Top of Data excerpts
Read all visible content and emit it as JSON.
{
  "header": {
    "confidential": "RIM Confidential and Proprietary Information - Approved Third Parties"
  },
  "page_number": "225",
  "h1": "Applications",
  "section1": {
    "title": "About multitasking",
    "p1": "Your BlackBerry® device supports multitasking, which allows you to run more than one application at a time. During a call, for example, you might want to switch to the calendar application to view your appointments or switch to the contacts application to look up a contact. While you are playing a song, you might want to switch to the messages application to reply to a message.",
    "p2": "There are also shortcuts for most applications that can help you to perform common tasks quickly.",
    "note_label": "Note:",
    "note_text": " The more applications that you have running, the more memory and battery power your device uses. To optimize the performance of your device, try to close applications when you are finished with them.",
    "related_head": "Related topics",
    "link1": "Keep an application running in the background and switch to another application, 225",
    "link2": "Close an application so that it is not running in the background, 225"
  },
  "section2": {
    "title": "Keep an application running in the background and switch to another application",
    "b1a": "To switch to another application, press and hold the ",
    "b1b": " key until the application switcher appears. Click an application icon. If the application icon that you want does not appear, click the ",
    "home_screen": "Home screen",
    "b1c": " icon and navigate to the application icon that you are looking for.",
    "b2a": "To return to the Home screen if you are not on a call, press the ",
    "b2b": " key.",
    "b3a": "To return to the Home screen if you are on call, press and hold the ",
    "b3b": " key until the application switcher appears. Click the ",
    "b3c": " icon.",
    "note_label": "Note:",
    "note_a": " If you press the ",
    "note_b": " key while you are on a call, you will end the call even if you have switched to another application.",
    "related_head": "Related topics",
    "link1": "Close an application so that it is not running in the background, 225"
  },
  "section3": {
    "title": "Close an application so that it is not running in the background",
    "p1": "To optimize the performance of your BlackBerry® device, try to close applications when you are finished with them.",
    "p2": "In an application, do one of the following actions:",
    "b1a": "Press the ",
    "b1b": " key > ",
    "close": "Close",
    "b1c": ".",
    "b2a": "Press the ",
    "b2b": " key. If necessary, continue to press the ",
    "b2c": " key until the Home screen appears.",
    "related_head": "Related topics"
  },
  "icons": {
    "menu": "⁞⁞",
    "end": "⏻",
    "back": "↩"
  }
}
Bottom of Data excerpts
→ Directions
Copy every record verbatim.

→ Written answer
Read all visible content and emit it as JSON.
{
  "header": {
    "confidential": "RIM Confidential and Proprietary Information - Approved Third Parties"
  },
  "page_number": "225",
  "h1": "Applications",
  "section1": {
    "title": "About multitasking",
    "p1": "Your BlackBerry® device supports multitasking, which allows you to run more than one application at a time. During a call, for example, you might want to switch to the calendar application to view your appointments or switch to the contacts application to look up a contact. While you are playing a song, you might want to switch to the messages application to reply to a message.",
    "p2": "There are also shortcuts for most applications that can help you to perform common tasks quickly.",
    "note_label": "Note:",
    "note_text": " The more applications that you have running, the more memory and battery power your device uses. To optimize the performance of your device, try to close applications when you are finished with them.",
    "related_head": "Related topics",
    "link1": "Keep an application running in the background and switch to another application, 225",
    "link2": "Close an application so that it is not running in the background, 225"
  },
  "section2": {
    "title": "Keep an application running in the background and switch to another application",
    "b1a": "To switch to another application, press and hold the ",
    "b1b": " key until the application switcher appears. Click an application icon. If the application icon that you want does not appear, click the ",
    "home_screen": "Home screen",
    "b1c": " icon and navigate to the application icon that you are looking for.",
    "b2a": "To return to the Home screen if you are not on a call, press the ",
    "b2b": " key.",
    "b3a": "To return to the Home screen if you are on call, press and hold the ",
    "b3b": " key until the application switcher appears. Click the ",
    "b3c": " icon.",
    "note_label": "Note:",
    "note_a": " If you press the ",
    "note_b": " key while you are on a call, you will end the call even if you have switched to another application.",
    "related_head": "Related topics",
    "link1": "Close an application so that it is not running in the background, 225"
  },
  "section3": {
    "title": "Close an application so that it is not running in the background",
    "p1": "To optimize the performance of your BlackBerry® device, try to close applications when you are finished with them.",
    "p2": "In an application, do one of the following actions:",
    "b1a": "Press the ",
    "b1b": " key > ",
    "close": "Close",
    "b1c": ".",
    "b2a": "Press the ",
    "b2b": " key. If necessary, continue to press the ",
    "b2c": " key until the Home screen appears.",
    "related_head": "Related topics"
  },
  "icons": {
    "menu": "⁞⁞",
    "end": "⏻",
    "back": "↩"
  }
}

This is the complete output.